The dolphin diaspora

In the summer of 2013, a resident pod of dolphins suddenly disappeared from a site in the Bahamas. Why? And if they were still alive, where had they gone?

Words & photographs by Bethany Augliere

Marine biologist Denise Herzing has been studying Atlantic spotted dolphins for decades. So long, in fact, that she currently leads the longest-running underwater study of dolphins in the world – the Wild Dolphin Project (WDP), established in 1985. During that time, Herzing and her team have made discoveries regarding dolphin behaviour, social relationships, feeding, movement patterns and genetics. She remains fascinated by dolphin communication (one of the primary reasons for the project’s launch), particularly whether the animals have an established language. 

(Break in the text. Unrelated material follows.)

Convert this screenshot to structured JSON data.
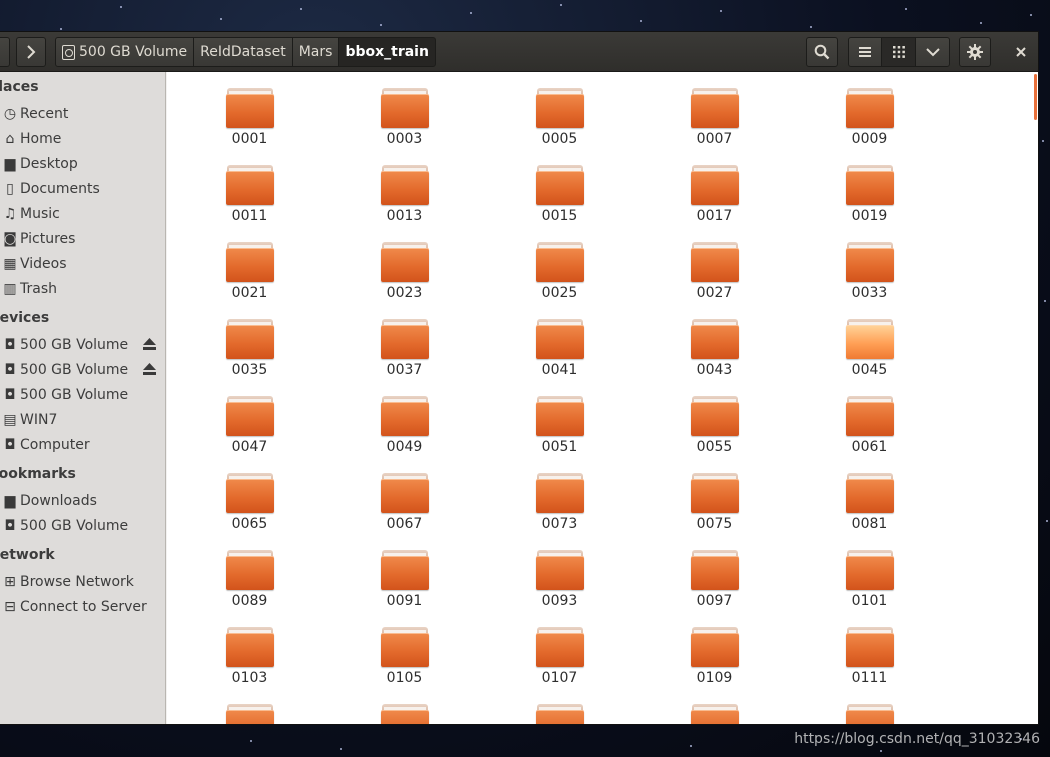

Beyond the science and discoveries comes the personal. Herzing and her researchers travel from Florida each year to the same 180-square-mile research area in the Bahamas, and have gotten to know the resident dolphins of Little Bahama Bank well, the regularity of interaction fostering fondness. The dolphins even have names. I have been fortunate, over the past ten years, to be one of Herzing’s WDP researchers. I know how characterful Atlantic spotted dolphins are, and how easy it is to bond with them. I also know how important WDP’s ongoing research is – particularly in an increasingly changing ocean. But it is that mixture of science and sentiment that makes the work so special. 

You can imagine our surprise and concern then, both as scientists and as people, when, during the research season of 2013, the dolphins were nowhere to be seen. In all the years that Herzing’s 65-foot research vessel Stenella had made the six-hour journey over from Florida, the dolphins had always turned up too – scientists and subjects as reliable as each other. Because the dolphins have never been tagged, the time it takes to locate them has always varied, from hours to days, but they had, up until 2013, always been found. 

Three days in to that particular trip we were running out of ideas. We had searched everywhere, including the most extreme areas of our regular field site. The dolphins were nowhere to be seen – not in deep water, where they can often be found at night feeding on squid and flying fish, and not in shallow sandy-bottomed water where they often hunt for razor and lizard fish in the day. 

With each passing day the 12-person crew, including myself, grew increasingly concerned. And with no internet, cell phone service or television onboard there was nothing to distract us from the dolphins’ absence. Where were they? Had they died?

“My first thought was to check on things like orcas in the area (known predators of dolphins), Navy sonar exercises and impacts from Hurricane Sandy,” says Herzing. “What could make a resident group of dolphins leave their home of at least 28 years?

“We had anecdotally noticed a reduction in some of their major prey items, on the deep water edge, like squid and flying fish. Maybe they left to find food, we theorised. We also feared the heart-breaking reality that they could have died during Hurricane Sandy. It wouldn’t have been the first time their population had been drastically impacted by hurricanes. After three hurricanes passed directly over the site in 2004, 30% of both the local spotted and bottlenose dolphins were never seen again, presumed to have died.” 

“We canvassed the central area of the bank which was vast, quiet and empty,” recalls Adam Pack, a marine mammologist at University of Hawaii at Hilo, who has been collaborating with Herzing since 1997. “We travelled north penetrating further than I ever recall, hoping that maybe we would locate the dolphins we had grown to know so well in a new location. We did not find them. The bottom line was that we simply did not know; they appeared to be gone.” 

After three 10-day research expeditions with no luck, we were getting desperate. We decided that on the next trip we would head south to Grand Bahama Bank (GBB), the “closest ecological parallel sandbank habitat” to the research site, according Herzing. GBB lies about 100 miles south of LBB and reaching it requires crossing a deep-water channel. It is also home to another community of spotted dolphins, studied by another group of scientists. 

We left Florida early on a Tuesday and after three long days on top of what was beginning to feel like an endless summer, we finally found dolphins as the sun was setting on Friday. The pod came leaping toward our boat, seemingly excited to ride our bow wave. Despite the setting sun and choppy conditions, we cut the engine and anxiously slipped in the water with our cameras – we needed to identify the pod. Could it be the missing dolphins of Little Bahama Bank? 

Continue reading...

To continue reading this article – and enjoy full digital access across Oceanographic – sign up to Ocean Hub today! More info below…

Keep reading by signing up for an Ocean Hub subscription

Ocean Hub. More than a magazine subscription.
As well the delivery of all new editions, members unlock access to exclusive products, services and discounts, as well as EVERY digital back issue we have published.

Hub package PRINT_ banner_37
Find out more about Ocean Hub subscription
Issue Nine
Supported by WEBSITE_sponsorlogos_rolex

This feature appears in ISSUE 9: Dancing with orcas of Oceanographic Magazine

Issue Nine
Supported by WEBSITE_sponsorlogos_rolex
Supported by WEBSITE_sponsorlogos_rolex

Printed editions

Current issue

Back issues

Enjoy so much more from Oceanographic Magazine by becoming a subscriber.
A range of subscription options are available.